Apple can’t catch a break recently. First, there were/are issues with Photoshop and Lightroom with the newest macOs Sierra, and now there are issues appearing that are causing corruption and failure on SD cards used in Fuji cameras.
I second-shot about 20 weddings this year with my Fuji system, and most went off without a hitch: Either I shot on the lead’s cards, dumped a copy on my laptop and gave them the cards at the end of the night, or I shot on my cards and the lead mailed them back (weird, I know). I haven’t had any issues with the dozen or so photographers that I have shot with save one of the last ones; I received my SD cards back completely toasted.
Unbeknownst to me at the time, cards from Fuji cameras can have Issues with the files that Apple writes to all media drives. Granted it is not a specific issue with macOS Sierra as all OSX based systems write files like .DS_Store and ._AppleDouble that help with indexing and file retrieval. When these files are written to the card, Fuji cameras like the X100T see them as an error and Display “Card Error” on the screen, or even make the cards unmountable.
A simple solution to prevent theses files from being written to your SD cards is enabling the write protection switch before inserting them into your computer. Enabling the switch will allow you read the image file off the card and prevent macOS from indexing them. When you are done transferring, your files disable the write protection and format the cards in camera.

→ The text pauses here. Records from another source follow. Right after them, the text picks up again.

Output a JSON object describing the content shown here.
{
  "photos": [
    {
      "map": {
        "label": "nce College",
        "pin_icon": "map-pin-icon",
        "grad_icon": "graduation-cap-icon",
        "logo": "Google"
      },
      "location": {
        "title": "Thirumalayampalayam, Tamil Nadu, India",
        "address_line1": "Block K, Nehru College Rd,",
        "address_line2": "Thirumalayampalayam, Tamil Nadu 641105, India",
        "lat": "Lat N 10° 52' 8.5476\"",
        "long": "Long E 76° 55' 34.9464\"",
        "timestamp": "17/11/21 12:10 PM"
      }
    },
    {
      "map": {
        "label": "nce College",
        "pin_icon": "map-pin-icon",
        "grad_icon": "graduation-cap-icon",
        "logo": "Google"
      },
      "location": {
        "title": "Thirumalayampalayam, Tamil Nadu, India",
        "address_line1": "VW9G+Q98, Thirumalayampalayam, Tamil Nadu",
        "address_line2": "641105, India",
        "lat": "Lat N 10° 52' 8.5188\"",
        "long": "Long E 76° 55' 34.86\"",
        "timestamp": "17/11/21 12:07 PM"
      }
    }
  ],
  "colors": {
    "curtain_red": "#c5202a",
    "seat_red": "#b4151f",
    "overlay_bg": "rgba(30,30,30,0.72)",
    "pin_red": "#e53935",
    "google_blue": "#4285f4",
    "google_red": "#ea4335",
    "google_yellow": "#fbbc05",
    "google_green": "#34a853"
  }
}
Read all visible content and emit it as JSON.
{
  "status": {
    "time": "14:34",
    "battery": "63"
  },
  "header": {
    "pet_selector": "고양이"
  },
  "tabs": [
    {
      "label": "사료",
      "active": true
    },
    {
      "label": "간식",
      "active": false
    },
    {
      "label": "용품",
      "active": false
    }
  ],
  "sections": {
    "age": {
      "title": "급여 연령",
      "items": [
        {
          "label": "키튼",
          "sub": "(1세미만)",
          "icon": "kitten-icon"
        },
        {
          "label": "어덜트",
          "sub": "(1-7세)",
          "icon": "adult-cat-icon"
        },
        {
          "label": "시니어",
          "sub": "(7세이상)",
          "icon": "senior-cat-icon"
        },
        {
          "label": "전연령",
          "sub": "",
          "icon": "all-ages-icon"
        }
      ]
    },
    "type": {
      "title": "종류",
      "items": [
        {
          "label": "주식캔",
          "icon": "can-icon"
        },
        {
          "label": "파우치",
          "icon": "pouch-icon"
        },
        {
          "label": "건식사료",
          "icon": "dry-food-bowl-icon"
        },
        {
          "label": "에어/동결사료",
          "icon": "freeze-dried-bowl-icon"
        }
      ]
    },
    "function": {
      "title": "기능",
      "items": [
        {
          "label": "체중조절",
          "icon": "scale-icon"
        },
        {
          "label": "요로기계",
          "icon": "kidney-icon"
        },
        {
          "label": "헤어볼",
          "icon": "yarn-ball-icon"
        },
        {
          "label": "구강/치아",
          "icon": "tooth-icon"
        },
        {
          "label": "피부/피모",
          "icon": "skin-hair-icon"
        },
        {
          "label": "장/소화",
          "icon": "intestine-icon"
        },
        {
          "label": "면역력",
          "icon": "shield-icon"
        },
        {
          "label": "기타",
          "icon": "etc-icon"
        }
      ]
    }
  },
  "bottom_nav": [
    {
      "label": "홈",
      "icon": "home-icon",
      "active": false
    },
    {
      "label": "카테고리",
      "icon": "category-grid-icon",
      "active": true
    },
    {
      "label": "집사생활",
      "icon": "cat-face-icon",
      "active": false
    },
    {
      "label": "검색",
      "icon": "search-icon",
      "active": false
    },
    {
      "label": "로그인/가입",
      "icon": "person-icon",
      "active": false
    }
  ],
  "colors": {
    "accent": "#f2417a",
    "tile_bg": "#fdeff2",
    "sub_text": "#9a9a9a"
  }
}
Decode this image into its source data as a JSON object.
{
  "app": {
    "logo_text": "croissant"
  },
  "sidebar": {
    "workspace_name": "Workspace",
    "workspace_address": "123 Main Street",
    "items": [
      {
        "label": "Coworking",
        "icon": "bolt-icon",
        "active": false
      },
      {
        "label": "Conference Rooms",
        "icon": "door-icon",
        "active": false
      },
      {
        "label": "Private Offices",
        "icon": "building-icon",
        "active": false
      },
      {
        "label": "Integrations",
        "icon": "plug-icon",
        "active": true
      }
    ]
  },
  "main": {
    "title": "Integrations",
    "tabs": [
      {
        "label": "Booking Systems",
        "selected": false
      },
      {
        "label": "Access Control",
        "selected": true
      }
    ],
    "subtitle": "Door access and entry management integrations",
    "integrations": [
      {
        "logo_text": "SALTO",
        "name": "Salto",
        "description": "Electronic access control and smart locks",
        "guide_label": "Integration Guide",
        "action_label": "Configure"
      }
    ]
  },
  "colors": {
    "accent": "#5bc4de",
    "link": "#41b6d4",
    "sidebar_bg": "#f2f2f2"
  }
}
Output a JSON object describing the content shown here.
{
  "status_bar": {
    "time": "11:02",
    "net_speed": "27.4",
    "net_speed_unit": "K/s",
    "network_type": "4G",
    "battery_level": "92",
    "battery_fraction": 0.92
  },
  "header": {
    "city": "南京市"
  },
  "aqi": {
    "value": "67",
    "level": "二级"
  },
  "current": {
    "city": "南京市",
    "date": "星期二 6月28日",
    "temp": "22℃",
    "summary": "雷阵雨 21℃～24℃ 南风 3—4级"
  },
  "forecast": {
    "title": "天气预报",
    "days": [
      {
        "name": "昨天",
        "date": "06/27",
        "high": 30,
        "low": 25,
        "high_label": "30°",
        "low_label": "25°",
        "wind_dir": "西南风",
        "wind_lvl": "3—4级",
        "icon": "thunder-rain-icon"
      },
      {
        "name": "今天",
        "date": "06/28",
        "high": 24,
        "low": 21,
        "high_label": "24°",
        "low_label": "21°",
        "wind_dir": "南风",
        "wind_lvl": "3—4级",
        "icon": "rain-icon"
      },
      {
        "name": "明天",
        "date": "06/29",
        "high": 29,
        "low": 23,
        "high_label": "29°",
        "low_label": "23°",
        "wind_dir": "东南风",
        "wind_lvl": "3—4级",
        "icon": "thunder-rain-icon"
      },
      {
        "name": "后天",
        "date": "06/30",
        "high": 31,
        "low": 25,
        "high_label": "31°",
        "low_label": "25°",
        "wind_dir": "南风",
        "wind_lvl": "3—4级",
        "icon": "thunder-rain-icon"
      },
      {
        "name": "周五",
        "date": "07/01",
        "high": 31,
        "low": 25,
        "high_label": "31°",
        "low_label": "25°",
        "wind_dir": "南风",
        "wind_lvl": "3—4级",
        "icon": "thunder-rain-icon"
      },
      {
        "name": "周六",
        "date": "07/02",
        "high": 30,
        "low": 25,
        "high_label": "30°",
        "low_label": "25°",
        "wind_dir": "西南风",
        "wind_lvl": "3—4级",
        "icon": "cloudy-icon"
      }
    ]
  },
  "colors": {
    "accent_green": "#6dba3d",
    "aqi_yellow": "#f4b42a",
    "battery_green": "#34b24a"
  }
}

A second solution comes from Zerotwenty and their $15 app BlueHarvest. Die hard Star Wars fans will understand the reference, but what Blueharvest does is prevent
the Empire macOS from writing .DS_Store files on your local and networked drives. If you work with Fuji cameras extensively, it is worth the free trial and peace of mind especially when working on a Mac.
In my situation, luckily, the Lead got all the files she needs before the cards became corrupted. I was miffed that I lost two cards, but it gave me the opportunity to invest in the Lexar x1000 UHS-II I had been eyeing up on B&H.